     : ?T@{x:=0; y:=1}
?T : [x : nat  y : nat |- Type] 
?y : [x : nat  y : nat |- ?T@{x:=x; y:=y}] 

Existential variables can be named by the user upon creation using the syntax ?[ident]. This is useful when the existential variable needs to be explicitly handled later in the script (e.g. with a named-goal selector, see 9.2).

2.11.1  Explicit displaying of existential instances for pretty-printing

The command:

Set Printing Existential Instances

activates the full display of how the context of an existential variable is instantiated at each of the occurrences of the existential variable.

To deactivate the full display of the instances of existential variables, use

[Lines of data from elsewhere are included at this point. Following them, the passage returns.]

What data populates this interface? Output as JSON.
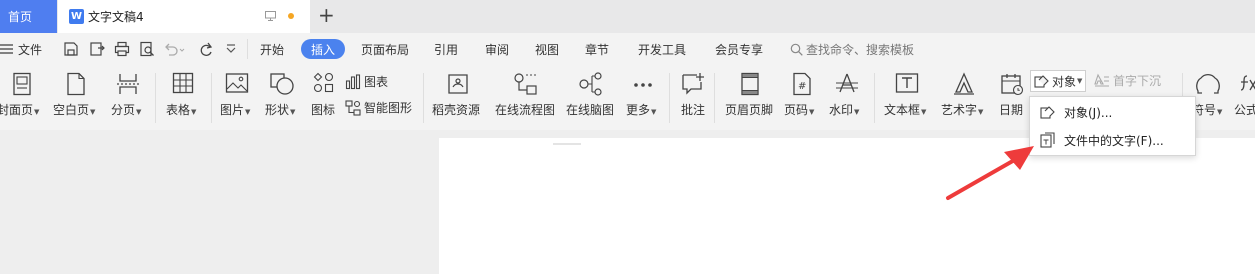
{
  "tabs": {
    "home": "首页",
    "document": "文字文稿4",
    "new_tab": "+"
  },
  "menu": {
    "file": "文件",
    "items": [
      "开始",
      "插入",
      "页面布局",
      "引用",
      "审阅",
      "视图",
      "章节",
      "开发工具",
      "会员专享"
    ],
    "active": "插入",
    "search_placeholder": "查找命令、搜索模板"
  },
  "ribbon": {
    "cover_page": "封面页",
    "blank_page": "空白页",
    "page_break": "分页",
    "table": "表格",
    "picture": "图片",
    "shape": "形状",
    "icon": "图标",
    "chart": "图表",
    "smart_art": "智能图形",
    "docer_resources": "稻壳资源",
    "online_flowchart": "在线流程图",
    "online_mindmap": "在线脑图",
    "more": "更多",
    "comment": "批注",
    "header_footer": "页眉页脚",
    "page_number": "页码",
    "watermark": "水印",
    "text_box": "文本框",
    "word_art": "艺术字",
    "date": "日期",
    "object": "对象",
    "drop_cap": "首字下沉",
    "symbol": "符号",
    "formula": "公式"
  },
  "dropdown": {
    "object_item": "对象(J)...",
    "text_from_file": "文件中的文字(F)..."
  },
  "colors": {
    "accent": "#4b82ee",
    "home_tab": "#4f7ef0",
    "arrow": "#ee3b3b",
    "unsaved_dot": "#f5a623"
  }
}
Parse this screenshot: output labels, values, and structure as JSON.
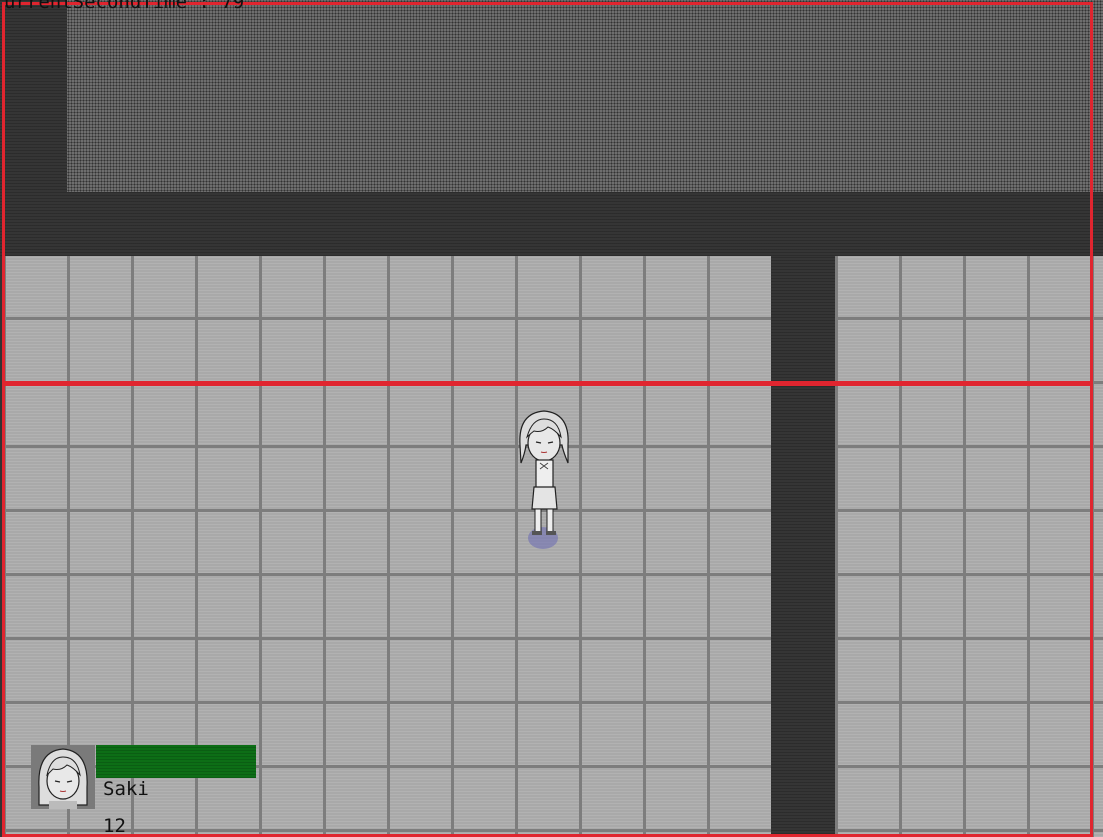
{
  "debug": {
    "text": "urrentSecondTime : 79"
  },
  "hud": {
    "portrait_icon": "girl-portrait-icon",
    "name": "Saki",
    "level": "12",
    "hp_color": "#0d6e16",
    "hp_fraction": 1.0
  },
  "player": {
    "icon": "girl-character-sprite",
    "shadow_color": "#6a6ab4"
  },
  "colors": {
    "zone_border": "#e0252f",
    "floor": "#a9a9a9",
    "wall": "#353535"
  }
}
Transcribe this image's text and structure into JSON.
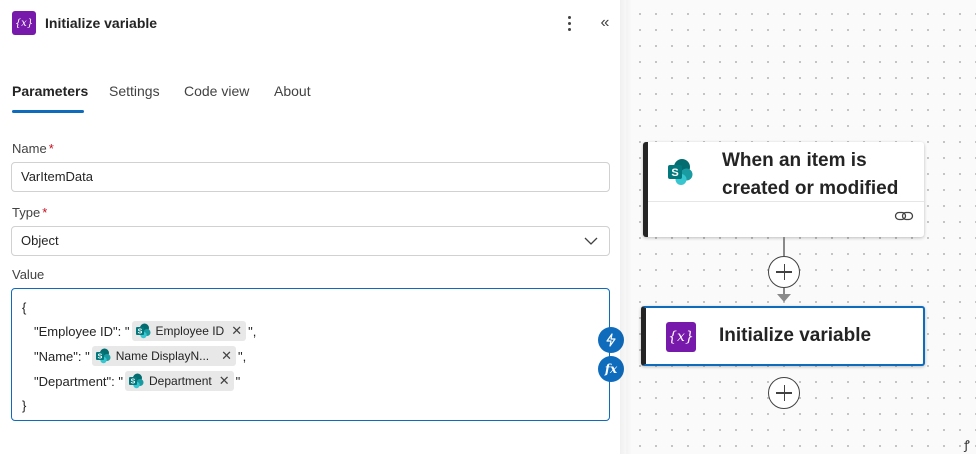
{
  "panel": {
    "icon_text": "{x}",
    "title": "Initialize variable",
    "tabs": [
      {
        "label": "Parameters"
      },
      {
        "label": "Settings"
      },
      {
        "label": "Code view"
      },
      {
        "label": "About"
      }
    ],
    "name_label": "Name",
    "name_value": "VarItemData",
    "type_label": "Type",
    "type_value": "Object",
    "value_label": "Value",
    "required_mark": "*",
    "value_lines": {
      "open": "{",
      "l1_key": "\"Employee ID\": \"",
      "l1_token": "Employee ID",
      "l1_end": "\",",
      "l2_key": "\"Name\": \"",
      "l2_token": "Name DisplayN...",
      "l2_end": "\",",
      "l3_key": "\"Department\": \"",
      "l3_token": "Department",
      "l3_end": "\"",
      "close": "}"
    },
    "token_close": "✕",
    "fx_label": "fx",
    "colors": {
      "accent": "#0f6cbd",
      "variable": "#7719aa",
      "required": "#c50f1f"
    }
  },
  "canvas": {
    "trigger_title": "When an item is created or modified",
    "action_icon_text": "{x}",
    "action_title": "Initialize variable",
    "corner_mark": "ꝭ"
  }
}
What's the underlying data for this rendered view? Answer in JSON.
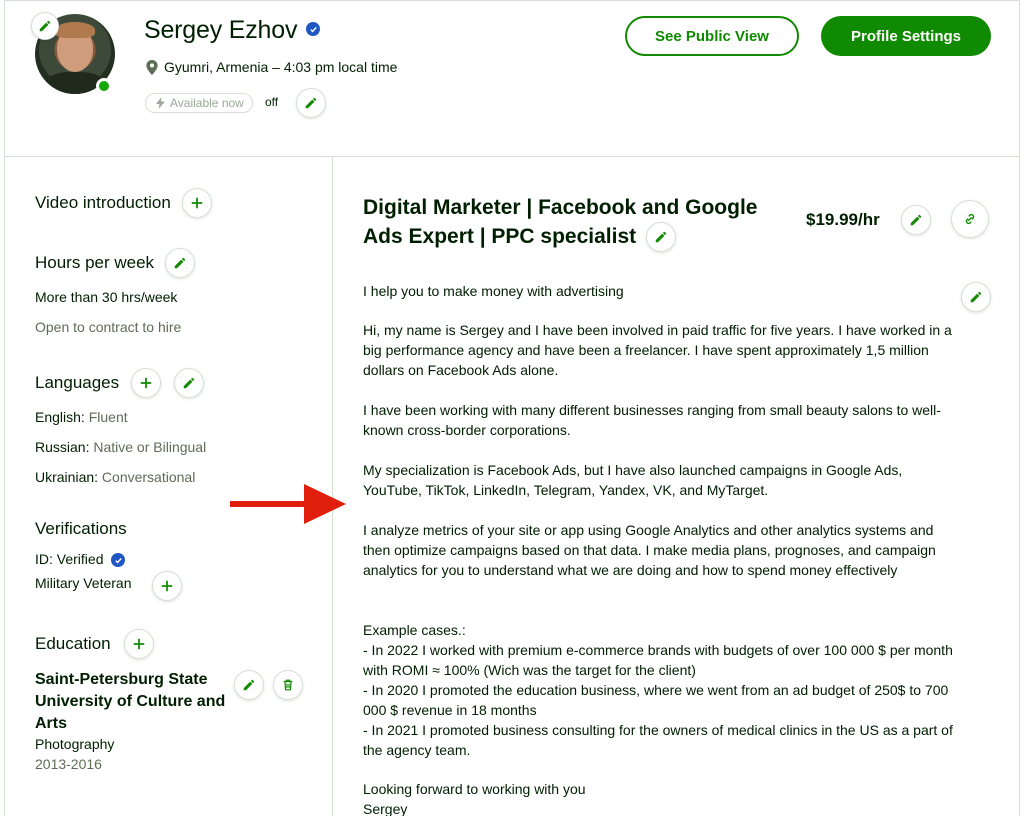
{
  "profile": {
    "name": "Sergey Ezhov",
    "location": "Gyumri, Armenia – 4:03 pm local time",
    "availability": "Available now",
    "availability_state": "off"
  },
  "header_buttons": {
    "public_view": "See Public View",
    "settings": "Profile Settings"
  },
  "sidebar": {
    "video_intro": "Video introduction",
    "hours_title": "Hours per week",
    "hours_value": "More than 30 hrs/week",
    "hours_note": "Open to contract to hire",
    "languages_title": "Languages",
    "languages": [
      {
        "name": "English:",
        "level": "Fluent"
      },
      {
        "name": "Russian:",
        "level": "Native or Bilingual"
      },
      {
        "name": "Ukrainian:",
        "level": "Conversational"
      }
    ],
    "verifications_title": "Verifications",
    "id_label": "ID: Verified",
    "military": "Military Veteran",
    "education_title": "Education",
    "education": {
      "school": "Saint-Petersburg State University of Culture and Arts",
      "field": "Photography",
      "years": "2013-2016"
    }
  },
  "main": {
    "title": "Digital Marketer | Facebook and Google Ads Expert | PPC specialist",
    "rate": "$19.99/hr",
    "overview": [
      "I help you to make money with advertising",
      "Hi, my name is Sergey and I have been involved in paid traffic for five years. I have worked in a big performance agency and have been a freelancer. I have spent approximately 1,5 million dollars on Facebook Ads alone.",
      "I have been working with many different businesses ranging from small beauty salons to well-known cross-border corporations.",
      "My specialization is Facebook Ads, but I have also launched campaigns in Google Ads, YouTube, TikTok, LinkedIn, Telegram, Yandex, VK, and MyTarget.",
      "I analyze metrics of your site or app using Google Analytics and other analytics systems and then optimize campaigns based on that data. I make media plans, prognoses, and campaign analytics for you to understand what we are doing and how to spend money effectively",
      "Example cases.:",
      "- In 2022 I worked with premium e-commerce brands with budgets of over 100 000 $ per month with ROMI ≈ 100% (Wich was the target for the client)",
      "- In 2020 I promoted the education business, where we went from an ad budget of 250$ to 700 000 $ revenue in 18 months",
      "- In 2021 I promoted business consulting for the owners of medical clinics in the US as a part of the agency team.",
      "Looking forward to working with you",
      "Sergey"
    ]
  },
  "colors": {
    "brand_green": "#108a00",
    "online_green": "#14a800",
    "verified_blue": "#1f57c3",
    "annotation_arrow": "#e0200d"
  },
  "icons": [
    "pencil-icon",
    "plus-icon",
    "trash-icon",
    "link-icon",
    "location-pin-icon",
    "lightning-icon",
    "verified-check-icon",
    "arrow-annotation"
  ]
}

Unset Printing Existential Instances.

2.11.2  Solving existential variables using tactics

Instead of letting the unification engine try to solve an existential variable by itself, one can also provide an explicit hole together with a tactic to solve it. Using the syntax ltac:(tacexpr), the user can put a tactic anywhere a term is expected. The order of resolution is not specified and is implementation-dependent. The inner tactic may use any variable defined in its scope, including repeated alternations between variables introduced by term binding as well as those introduced by tactic binding. The expression tacexpr can be any tactic expression as described at section 9.

Coq < Definition foo (x : nat) : nat := ltac:(exact x).

This construction is useful when one wants to define complicated terms using highly automated tactics without resorting to writing the proof-term by means of the interactive proof engine.

This mechanism is comparable to the Declare Implicit Tactic command defined at 8.9.7, except that the used tactic is local to each hole instead of being declared globally.